Understanding when you are the focus of another’s attention is critical for survival and underlies successful social interactions. All animals, including humans, determine this by decoding information from multiple cues (e.g another’s head direction, body pose, facial expression, etc..) into a single estimate that reliably indicates the other’s focus of attention. Here we will measure the spatial and temporal resolution of cue information underlying referential attention using behavioural methods, and will uncover the brain circuits involved in this functionality to develop a biologically motivated model of referential attention.
Calder, A.J. et al. Separate coding of different gaze directions in the superior temporal sulcus and inferior parietal lobule. Curr Biol 17, 20-5 (2007)
Heron, J. et al. Duration channels mediate human time perception. Proc Biol Sci 279, 690-8 (2012)
Binetti, N., Harrison, C., Coutrot, A., Mareschal, I. & Johnston, A (2017). Pupil response hazard rates predict perceived gaze durations. Scientific Reports 7
T White, F Borgan, O Ralley, S Shergill. You looking at me? Interpreting social cues in schizophrenia Psychological Medicine, 2016, January, 46(1): 149-60.
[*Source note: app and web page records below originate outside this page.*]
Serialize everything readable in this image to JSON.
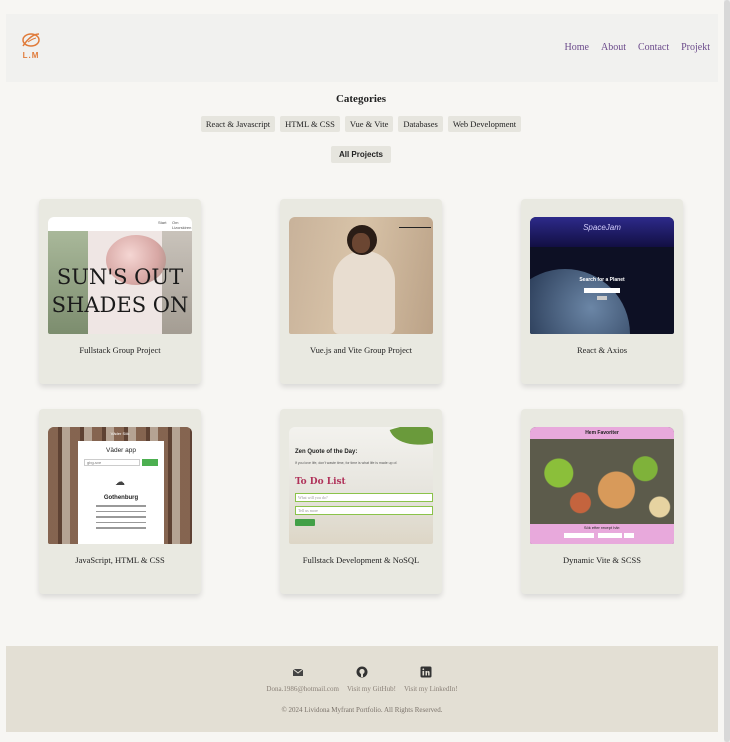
{
  "header": {
    "logo_text": "L.M",
    "nav": [
      "Home",
      "About",
      "Contact",
      "Projekt"
    ]
  },
  "categories": {
    "title": "Categories",
    "chips": [
      "React & Javascript",
      "HTML & CSS",
      "Vue & Vite",
      "Databases",
      "Web Development"
    ],
    "all_label": "All Projects"
  },
  "projects": [
    {
      "title": "Fullstack Group Project",
      "thumb": {
        "headline_line1": "SUN'S OUT",
        "headline_line2": "SHADES ON",
        "nav_a": "Start",
        "nav_b": "Om Lizorskiren"
      }
    },
    {
      "title": "Vue.js and Vite Group Project"
    },
    {
      "title": "React & Axios",
      "thumb": {
        "app_title": "SpaceJam",
        "search_label": "Search for a Planet"
      }
    },
    {
      "title": "JavaScript, HTML & CSS",
      "thumb": {
        "app_title": "Väder app",
        "input_value": "gbg-sve",
        "city": "Gothenburg",
        "nav": "Väder  Sök"
      }
    },
    {
      "title": "Fullstack Development & NoSQL",
      "thumb": {
        "zen_title": "Zen Quote of the Day:",
        "quote": "If you love life, don't waste time, for time is what life is made up of.",
        "todo_title": "To Do List",
        "field1": "What will you do?",
        "field2": "Tell us more"
      }
    },
    {
      "title": "Dynamic Vite & SCSS",
      "thumb": {
        "nav": "Hem  Favoriter",
        "prompt": "Sök efter recept här:"
      }
    }
  ],
  "footer": {
    "email": "Dona.1986@hotmail.com",
    "github": "Visit my GitHub!",
    "linkedin": "Visit my LinkedIn!",
    "copyright": "© 2024 Lividona Myfrant Portfolio. All Rights Reserved."
  },
  "icons": {
    "logo": "leaf-logo-icon",
    "email": "envelope-icon",
    "github": "github-icon",
    "linkedin": "linkedin-icon"
  },
  "colors": {
    "nav_link": "#6b4a8b",
    "card_bg": "#e9e9e1",
    "footer_bg": "#e3dfd4"
  }
}
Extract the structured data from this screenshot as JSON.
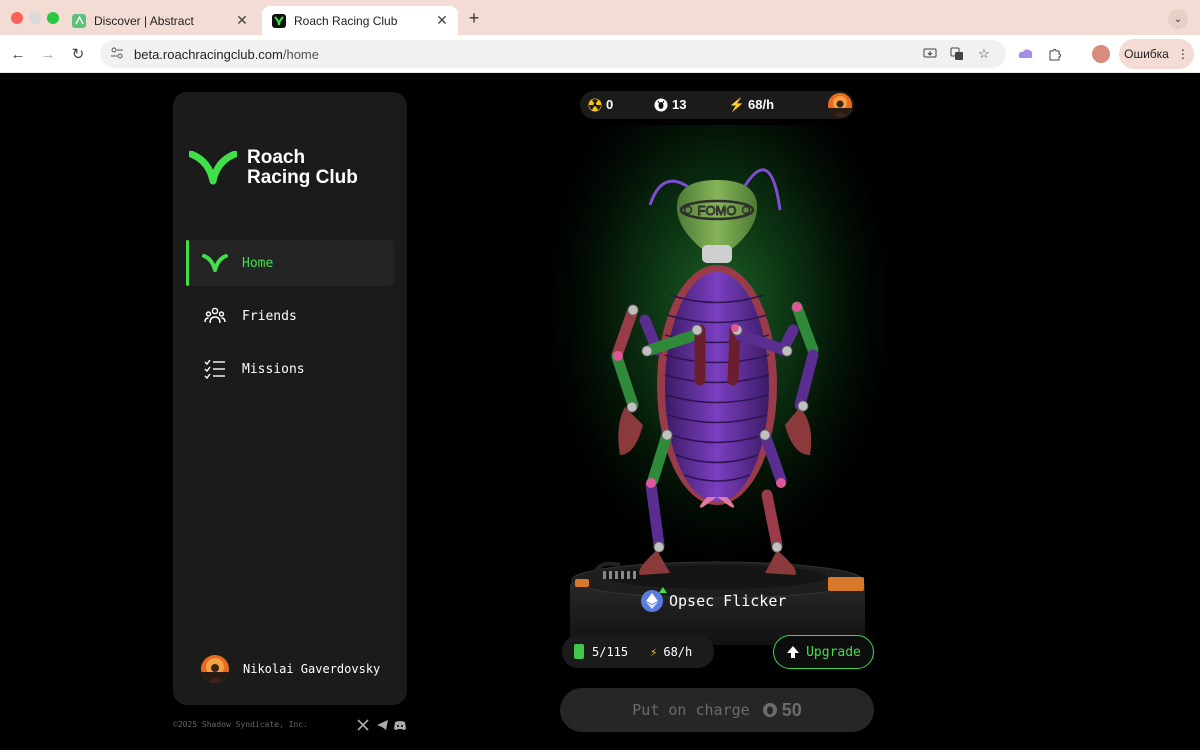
{
  "browser": {
    "tabs": [
      {
        "title": "Discover | Abstract",
        "active": false
      },
      {
        "title": "Roach Racing Club",
        "active": true
      }
    ],
    "url_host": "beta.roachracingclub.com",
    "url_path": "/home",
    "profile_label": "Ошибка"
  },
  "sidebar": {
    "brand_line1": "Roach",
    "brand_line2": "Racing Club",
    "nav": [
      {
        "label": "Home",
        "icon": "roach-logo-icon",
        "active": true
      },
      {
        "label": "Friends",
        "icon": "friends-icon",
        "active": false
      },
      {
        "label": "Missions",
        "icon": "checklist-icon",
        "active": false
      }
    ],
    "user_name": "Nikolai Gaverdovsky"
  },
  "footer": {
    "copyright": "©2025 Shadow Syndicate, Inc.",
    "social": [
      "x-icon",
      "telegram-icon",
      "discord-icon"
    ]
  },
  "stats": {
    "tokens": "0",
    "cockroach_coins": "13",
    "rate": "68/h"
  },
  "character": {
    "name": "Opsec Flicker",
    "headband_text": "FOMO",
    "battery": "5/115",
    "rate": "68/h",
    "upgrade_label": "Upgrade",
    "charge_label": "Put on charge",
    "charge_cost": "50"
  },
  "colors": {
    "accent": "#41e04a",
    "panel": "#1b1b1b",
    "background": "#000000"
  }
}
Moran RJ, Campo P, Symmonds M, Stephan KE, Dolan RJ, Friston KJ. Free energy, precision and learning: the role of cholinergic neuromodulation. J Neurosci. 2013;33(19):8227-8236. doi:10.1523/JNEUROSCI.4255-12.2013